So I hope you will read

And give adventure a try
For there’s magic in words
And now you know why.

Well it’s time, I must go

But I’ll leave you with this
Trust the Cat in the Hat
And you just cannot miss.


Turkmenistan Crime and Safety 2010 Report Released

Tolkuchka Bazaar, Ashgabat, TurkmenistanImage via Wikipedia

OSAC released its Crime and Safety Report on Turmeninstan in early March. Quick summary below:

The Government of Turkmenistan publishes no crime statistics, but the overall rate of crime appears to be low.  Foreigners are rarely the targets of violent crime, although women in isolated surroundings face an increased risk of harassment or assault.
Foreigners  are often perceived as wealthy, encouraging occasional crimes of opportunity. Petty thieves tend to operate in crowded markets frequented by tourists, such as the Tolkuchka Bazaar. Maintaining a heightened sense of awareness and careful protection of valuables can greatly reduce the chances of becoming a victim in these locations.  Displaying large quantities of cash is inadvisable.  In the center of Ashgabat, large numbers of police and other security personnel tend to deter petty crime.
There is a relatively high rate of home burglaries, as local citizens tend to keep their cash at home rather than at local banks. Home burglaries are not common for expatriates, but good residential security measures are recommended.
Violent crime does exist in Turkmenistan.  Although not publicized or officially made known to the RSO, crimes such as rape and murder are not uncommon to Turkmenistan.  These crimes affect the local population more than they affect foreigners and expatriates, and they are often linked to the drug trade and/or prostitution.
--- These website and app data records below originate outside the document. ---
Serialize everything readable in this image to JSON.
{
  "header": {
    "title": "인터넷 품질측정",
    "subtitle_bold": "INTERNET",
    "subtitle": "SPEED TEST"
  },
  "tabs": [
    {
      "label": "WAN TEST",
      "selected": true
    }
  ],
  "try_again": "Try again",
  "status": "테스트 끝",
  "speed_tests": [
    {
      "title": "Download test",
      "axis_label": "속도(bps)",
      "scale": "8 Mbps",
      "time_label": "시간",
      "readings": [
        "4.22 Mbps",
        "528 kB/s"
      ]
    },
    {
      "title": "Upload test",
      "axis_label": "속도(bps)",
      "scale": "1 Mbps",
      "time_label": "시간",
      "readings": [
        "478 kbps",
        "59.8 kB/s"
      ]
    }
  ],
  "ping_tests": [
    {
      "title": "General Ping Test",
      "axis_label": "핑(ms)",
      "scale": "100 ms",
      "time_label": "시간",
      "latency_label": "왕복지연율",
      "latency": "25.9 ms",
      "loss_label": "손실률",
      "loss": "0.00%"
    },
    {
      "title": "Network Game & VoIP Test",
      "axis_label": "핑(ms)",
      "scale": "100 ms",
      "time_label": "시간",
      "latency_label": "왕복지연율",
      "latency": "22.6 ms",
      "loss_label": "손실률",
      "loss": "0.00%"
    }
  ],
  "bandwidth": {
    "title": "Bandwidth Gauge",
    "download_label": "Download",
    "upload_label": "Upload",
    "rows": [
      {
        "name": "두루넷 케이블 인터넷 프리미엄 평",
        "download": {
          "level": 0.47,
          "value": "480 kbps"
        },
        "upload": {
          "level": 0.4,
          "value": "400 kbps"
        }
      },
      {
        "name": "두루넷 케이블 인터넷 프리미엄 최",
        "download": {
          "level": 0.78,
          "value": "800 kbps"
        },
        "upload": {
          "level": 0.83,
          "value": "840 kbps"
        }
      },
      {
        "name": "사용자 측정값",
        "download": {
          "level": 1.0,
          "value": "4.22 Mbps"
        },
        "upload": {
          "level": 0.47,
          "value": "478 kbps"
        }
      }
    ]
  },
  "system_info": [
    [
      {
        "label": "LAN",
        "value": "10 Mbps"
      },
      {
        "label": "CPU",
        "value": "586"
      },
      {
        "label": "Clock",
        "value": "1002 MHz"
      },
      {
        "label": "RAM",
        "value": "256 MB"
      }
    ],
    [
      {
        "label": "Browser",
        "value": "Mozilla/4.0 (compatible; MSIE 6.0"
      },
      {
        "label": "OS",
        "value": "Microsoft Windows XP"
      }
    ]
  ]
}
Terrorist groups such as the Islamic Movement of Uzbekistan, al-Qa’ida, and the Eastern Turkistan Islamic Movement are active in Central Asia.  However, there have been no reports of these groups operating within Turkmenistan. Terrorists do not distinguish between official and civilian targets.  Due to increased security at official U.S. facilities worldwide, terrorists are seeking softer civilian targets such as residences, clubs, restaurants, places of worship, hotels, schools, events, and resorts.  Travelers to the country should carefully weigh Turkmenistan’s proximity to regions of past and current instability.

Read the whole thing here